dispatch_source_set_timer(timerSource, dispatch_time(DISPATCH_TIME_NOW, repeatIntervalNs), repeatIntervalNs, flexibilityNs);

where repeatIntervalNs is 4*NSEC_PER_SEC and flexibilityNs is 2*NSEC_PER_SEC. The CPU is under fairly high load from multithreaded code all night, but normally the timer fires on average every 4 seconds. Note that I have specified DISPATCH_TIMER_STRICT in a perhaps-misguided attempt to protect against the fact that occasionally, under unusually high load I presume, the timer was not firing for 30 seconds or more at a time. However, the problem that I am seeing in practice is that (in this overnight run, at least) the timer was firing at a rate of up to 200 times per second! All I am trying to achieve with this periodic timer is to check in with the secondary process and provide it with a status update.

The perhaps-unusual thing here is that the timer callback makes a function call via an NSConnection to a secondary process. Sometimes that secondary process is busy (for seconds at a time) and therefore the timer callback blocks. My theory is that what is happening is that the OS is building up a “backlog” of timer callbacks that it wants to make - many more, indeed, than than it would make if it really was firing every ~4secs.

None of this is a huge problem (except that it’s led to an enormous log file!), but it makes me worry that I am going about all of this the wrong way. What do people think? Is this a terrible way to achieve what I want to achieve, for some reason? Does it seem plausible that the number of timer callbacks would be disproportionately high like this? Any suggestions most welcome!

Cheers
Jonny



Quincey Morris
 

On May 22, 2018, at 04:15 , Jonathan Taylor <jonathan.taylor@...> wrote:

and therefore the timer callback blocks

It seems to me that this could be regarded as a bug in your design. The consequence of blocking, at a higher conceptual level, is that it destroys the concept of timing which is essential to your task.

One alternative is to use the timer callback *only* to decide whether it has been 4 or more seconds since the last time the secondary process action finished (or, more than 4 seconds since it last started, *and* that it has finished), and, if so, to trigger the action asynchronously. The precise details will depend on how you want the system to behave in the face of delays.

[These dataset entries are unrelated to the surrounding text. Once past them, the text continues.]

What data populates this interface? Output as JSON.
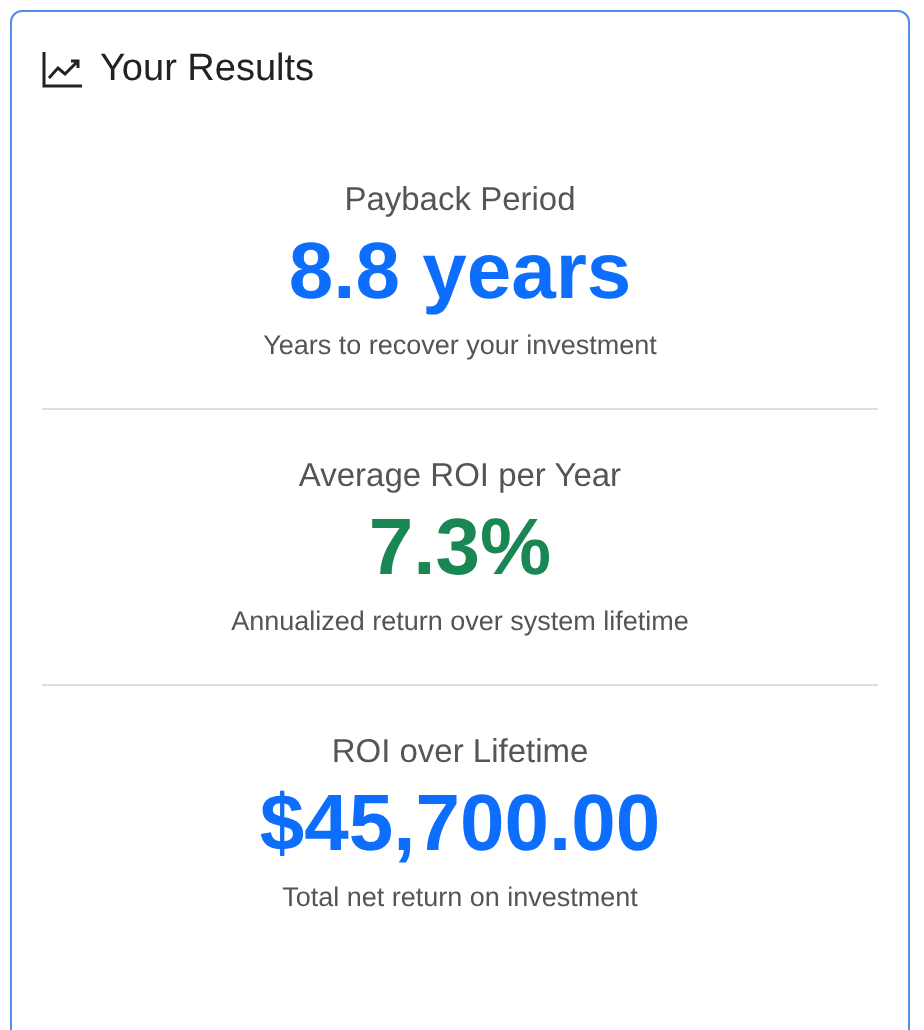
{
  "card": {
    "title": "Your Results"
  },
  "metrics": [
    {
      "label": "Payback Period",
      "value": "8.8 years",
      "description": "Years to recover your investment",
      "color": "#0d6efd"
    },
    {
      "label": "Average ROI per Year",
      "value": "7.3%",
      "description": "Annualized return over system lifetime",
      "color": "#198754"
    },
    {
      "label": "ROI over Lifetime",
      "value": "$45,700.00",
      "description": "Total net return on investment",
      "color": "#0d6efd"
    }
  ]
}
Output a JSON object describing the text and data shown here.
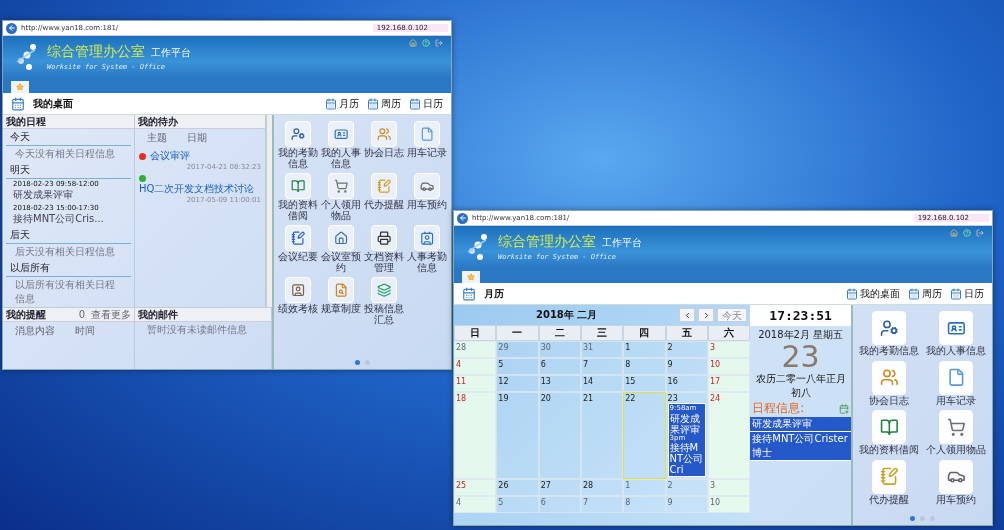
{
  "window_1": {
    "address": {
      "url": "http://www.yan18.com:181/",
      "host": "192.168.0.102"
    },
    "header": {
      "title": "综合管理办公室",
      "subtitle": "工作平台",
      "tagline": "Worksite for System - Office"
    },
    "toolbar": {
      "page_title": "我的桌面",
      "views": [
        {
          "label": "月历"
        },
        {
          "label": "周历"
        },
        {
          "label": "日历"
        }
      ]
    },
    "schedule": {
      "title": "我的日程",
      "groups": [
        {
          "label": "今天",
          "items": [
            {
              "kind": "note",
              "text": "今天没有相关日程信息"
            }
          ]
        },
        {
          "label": "明天",
          "items": [
            {
              "kind": "event",
              "time": "2018-02-23 09:58-12:00",
              "text": "研发成果评审"
            },
            {
              "kind": "event",
              "time": "2018-02-23 15:00-17:30",
              "text": "接待MNT公司Cris..."
            }
          ]
        },
        {
          "label": "后天",
          "items": [
            {
              "kind": "note",
              "text": "后天没有相关日程信息"
            }
          ]
        },
        {
          "label": "以后所有",
          "items": [
            {
              "kind": "note",
              "text": "以后所有没有相关日程信息"
            }
          ]
        }
      ]
    },
    "todo": {
      "title": "我的待办",
      "columns": [
        "主题",
        "日期"
      ],
      "rows": [
        {
          "subject": "会议审评",
          "date": "2017-04-21 08:32:23",
          "color": "#e03020"
        },
        {
          "subject": "HQ二次开发文档技术讨论",
          "date": "2017-05-09 11:00:01",
          "color": "#30b030"
        }
      ]
    },
    "reminders": {
      "title": "我的提醒",
      "count": "0",
      "more": "查看更多",
      "columns": [
        "消息内容",
        "时间"
      ]
    },
    "mail": {
      "title": "我的邮件",
      "message": "暂时没有未读邮件信息"
    },
    "apps": [
      "我的考勤信息",
      "我的人事信息",
      "协会日志",
      "用车记录",
      "我的资料借阅",
      "个人领用物品",
      "代办提醒",
      "用车预约",
      "会议纪要",
      "会议室预约",
      "文档资料管理",
      "人事考勤信息",
      "绩效考核",
      "规章制度",
      "投稿信息汇总"
    ],
    "pager": [
      {
        "selected": true
      },
      {
        "selected": false
      }
    ]
  },
  "window_2": {
    "address": {
      "url": "http://www.yan18.com:181/",
      "host": "192.168.0.102"
    },
    "header": {
      "title": "综合管理办公室",
      "subtitle": "工作平台",
      "tagline": "Worksite for System - Office"
    },
    "toolbar": {
      "page_title": "月历",
      "views": [
        {
          "label": "我的桌面"
        },
        {
          "label": "周历"
        },
        {
          "label": "日历"
        }
      ]
    },
    "calendar": {
      "title": "2018年 二月",
      "today_button": "今天",
      "weekdays": [
        "日",
        "一",
        "二",
        "三",
        "四",
        "五",
        "六"
      ],
      "weeks": [
        [
          {
            "day": "28",
            "muted": true,
            "highlighted": false
          },
          {
            "day": "29",
            "muted": true,
            "highlighted": false
          },
          {
            "day": "30",
            "muted": true,
            "highlighted": false
          },
          {
            "day": "31",
            "muted": true,
            "highlighted": false
          },
          {
            "day": "1",
            "muted": false,
            "highlighted": false
          },
          {
            "day": "2",
            "muted": false,
            "highlighted": false
          },
          {
            "day": "3",
            "muted": false,
            "highlighted": false
          }
        ],
        [
          {
            "day": "4",
            "muted": false,
            "highlighted": false
          },
          {
            "day": "5",
            "muted": false,
            "highlighted": false
          },
          {
            "day": "6",
            "muted": false,
            "highlighted": false
          },
          {
            "day": "7",
            "muted": false,
            "highlighted": false
          },
          {
            "day": "8",
            "muted": false,
            "highlighted": false
          },
          {
            "day": "9",
            "muted": false,
            "highlighted": false
          },
          {
            "day": "10",
            "muted": false,
            "highlighted": false
          }
        ],
        [
          {
            "day": "11",
            "muted": false,
            "highlighted": false
          },
          {
            "day": "12",
            "muted": false,
            "highlighted": false
          },
          {
            "day": "13",
            "muted": false,
            "highlighted": false
          },
          {
            "day": "14",
            "muted": false,
            "highlighted": false
          },
          {
            "day": "15",
            "muted": false,
            "highlighted": false
          },
          {
            "day": "16",
            "muted": false,
            "highlighted": false
          },
          {
            "day": "17",
            "muted": false,
            "highlighted": false
          }
        ],
        [
          {
            "day": "18",
            "muted": false,
            "highlighted": false
          },
          {
            "day": "19",
            "muted": false,
            "highlighted": false
          },
          {
            "day": "20",
            "muted": false,
            "highlighted": false
          },
          {
            "day": "21",
            "muted": false,
            "highlighted": false
          },
          {
            "day": "22",
            "muted": false,
            "highlighted": true
          },
          {
            "day": "23",
            "muted": false,
            "highlighted": false,
            "events": [
              {
                "time": "9:58am",
                "title": "研发成果评审"
              },
              {
                "time": "3pm",
                "title": "接待MNT公司Cri"
              }
            ]
          },
          {
            "day": "24",
            "muted": false,
            "highlighted": false
          }
        ],
        [
          {
            "day": "25",
            "muted": false,
            "highlighted": false
          },
          {
            "day": "26",
            "muted": false,
            "highlighted": false
          },
          {
            "day": "27",
            "muted": false,
            "highlighted": false
          },
          {
            "day": "28",
            "muted": false,
            "highlighted": false
          },
          {
            "day": "1",
            "muted": true,
            "highlighted": false
          },
          {
            "day": "2",
            "muted": true,
            "highlighted": false
          },
          {
            "day": "3",
            "muted": true,
            "highlighted": false
          }
        ],
        [
          {
            "day": "4",
            "muted": true,
            "highlighted": false
          },
          {
            "day": "5",
            "muted": true,
            "highlighted": false
          },
          {
            "day": "6",
            "muted": true,
            "highlighted": false
          },
          {
            "day": "7",
            "muted": true,
            "highlighted": false
          },
          {
            "day": "8",
            "muted": true,
            "highlighted": false
          },
          {
            "day": "9",
            "muted": true,
            "highlighted": false
          },
          {
            "day": "10",
            "muted": true,
            "highlighted": false
          }
        ]
      ]
    },
    "clock": {
      "time": "17:23:51",
      "date": "2018年2月 星期五",
      "day": "23",
      "lunar": "农历二零一八年正月初八",
      "agenda_title": "日程信息:",
      "agenda": [
        "研发成果评审",
        "接待MNT公司Crister博士"
      ]
    },
    "apps": [
      "我的考勤信息",
      "我的人事信息",
      "协会日志",
      "用车记录",
      "我的资料借阅",
      "个人领用物品",
      "代办提醒",
      "用车预约"
    ],
    "pager": [
      {
        "selected": true
      },
      {
        "selected": false
      },
      {
        "selected": false
      }
    ]
  }
}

Or, you could switch to a recurring NSTimer. That has an API contract about what happens when scheduled firings are missed:

"After a repeating timer fires, it schedules the next firing for the nearest future date that is an integer multiple of the timer interval after the last scheduled fire date, within the specified tolerance. If the time taken to call out to perform a selector or invocation is longer than the specified interval, the timer schedules only the next firing; that is, the timer doesn't attempt to compensate for any missed firings that would have occurred while calling the specified selector or invocation.”


Jonathan Taylor
 

Thankyou both for your replies. I'm as sure as I can be that I'm not creating multiple timers, but I certainly checked for that. I appreciate that this is probably not the best design, due to the blocking issue. Thanks for your suggestion of NSTimer, though. That might be a nice quick fix until I can face a proper redesign!